When that day arrives Abbie will finally rest, but she will never stop watching over her mom.

Friday, December 1, 2017

Tails From Rainbow Bridge: Saving Private Enzo with Totti, Chelsea and Queenie

I was lazing in the sun when my emergency angel beacon went off.  “Angels, oh Angels, please help me!”  I picked it up.  I could see my dear friend Enzo standing in a vast cornfield.  At first, I thought he was his usual joking self but then I realized he was terrified.
“Angels,”: Enzo yelled.  “I was hunting with my parents and chased a bird into this cornfield.  I saw another bird and ran after it, and now I am hopelessly lost.  Please, angels, help me find my way back to my parents.
We needed an Angel Rescue Squad.  I checked who was on call for emergencies:  Queenie, Chelsea, and Totti.  I could not assemble a better group.  I told them to assemble by the river bank.  
We held one another’s paws and flew into the sun.  We emerged over the dense cornfield.  Enzo’s dad was walking around the perimeter calling his name.  His mom was standing by the truck praying for a miracle.  She did not know it, but her miracle had arrived.  Queenie, Chelsea, Totti each took a side of the field and began calling Enzo’s name.
I heard Enzo whining on the south side of the corn.  I flew down and saw Enzo huddled under a stalk.  I called his name several times until he looked up and saw me.  “Oh Angel Foley, I knew you would come.  You have to help me out of the corn.”  I called for Queenie, Chelsea, and Totti to come to me and then had them go to the edge of the corn and call him.
Enzo tried to reach them, but the corn became too thick.  He kept getting blocked.  He begged me to come into the corn with him.  I hesitated.  My Mommy told me never to go into the corn.  I didn’t want to get hopelessly lost too.  But, if I had to get hopelessly lost at least I could do it with Enzo.  I flew into the corn.
It was dark and thick.  I asked for Quennie to fly over us and direct us to the end of the corn.  Every way she tried to direct us we got stuck.  It looked hopeless.  Enzo asked if I could try to fly him out.  I got underneath him, but he’s a big boy, and I’m a little girl.  I only got him a foot off the ground.
We both fell backward.  Enzo hit the stalk hard.  I had tucked my wings in, but they popped out as I fell and they sliced a stalk in two  Enzo said:  “Yummy, corn!” and started eating an ear before I realized that our wings were the way out.
I called to Queenie, Chelsea, and Totti to come into the corn.  Queenie and Totti flew right down, but Chelsea, being a cautious Yorkie, like me, said she would guide us with her voice.  Smart dog.
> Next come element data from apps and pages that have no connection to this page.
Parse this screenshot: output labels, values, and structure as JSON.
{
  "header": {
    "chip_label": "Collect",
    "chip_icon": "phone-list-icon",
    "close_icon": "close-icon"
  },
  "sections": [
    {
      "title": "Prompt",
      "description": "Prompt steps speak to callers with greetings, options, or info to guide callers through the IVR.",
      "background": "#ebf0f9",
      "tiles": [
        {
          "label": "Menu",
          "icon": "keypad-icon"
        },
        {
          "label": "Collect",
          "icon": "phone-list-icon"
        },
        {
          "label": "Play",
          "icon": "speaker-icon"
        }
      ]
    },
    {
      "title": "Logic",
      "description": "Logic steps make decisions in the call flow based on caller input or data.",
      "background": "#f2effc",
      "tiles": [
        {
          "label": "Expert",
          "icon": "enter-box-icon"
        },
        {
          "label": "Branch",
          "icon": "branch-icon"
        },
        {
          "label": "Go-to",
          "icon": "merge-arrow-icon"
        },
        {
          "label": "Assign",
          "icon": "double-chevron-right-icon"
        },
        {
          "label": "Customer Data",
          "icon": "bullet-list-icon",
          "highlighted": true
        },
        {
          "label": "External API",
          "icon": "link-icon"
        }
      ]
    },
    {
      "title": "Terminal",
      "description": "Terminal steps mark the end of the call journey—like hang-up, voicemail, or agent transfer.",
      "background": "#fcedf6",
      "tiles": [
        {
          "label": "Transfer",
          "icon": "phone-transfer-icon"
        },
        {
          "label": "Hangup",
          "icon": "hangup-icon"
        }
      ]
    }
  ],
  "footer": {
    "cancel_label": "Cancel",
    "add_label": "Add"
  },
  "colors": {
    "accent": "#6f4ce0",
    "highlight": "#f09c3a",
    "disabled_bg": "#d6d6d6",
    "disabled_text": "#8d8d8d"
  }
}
Queenie, Totti and I began walking backward and flapping our wings as we cut through the corn.  Chelsea guided us towards Enzo’s dad.  Once we could see light through the field, Enzo ran off to his dad, and we gathered above the corn to see the tearful reunion.
As Enzo walked back to the truck, and his mom ran to him, they turned and gave us a tip of the tail and a big smile for helping us guide him out of the corn.
But that is what angels are for.
If you are ever get lost in the corn, thinks of us, and we will be there to help you.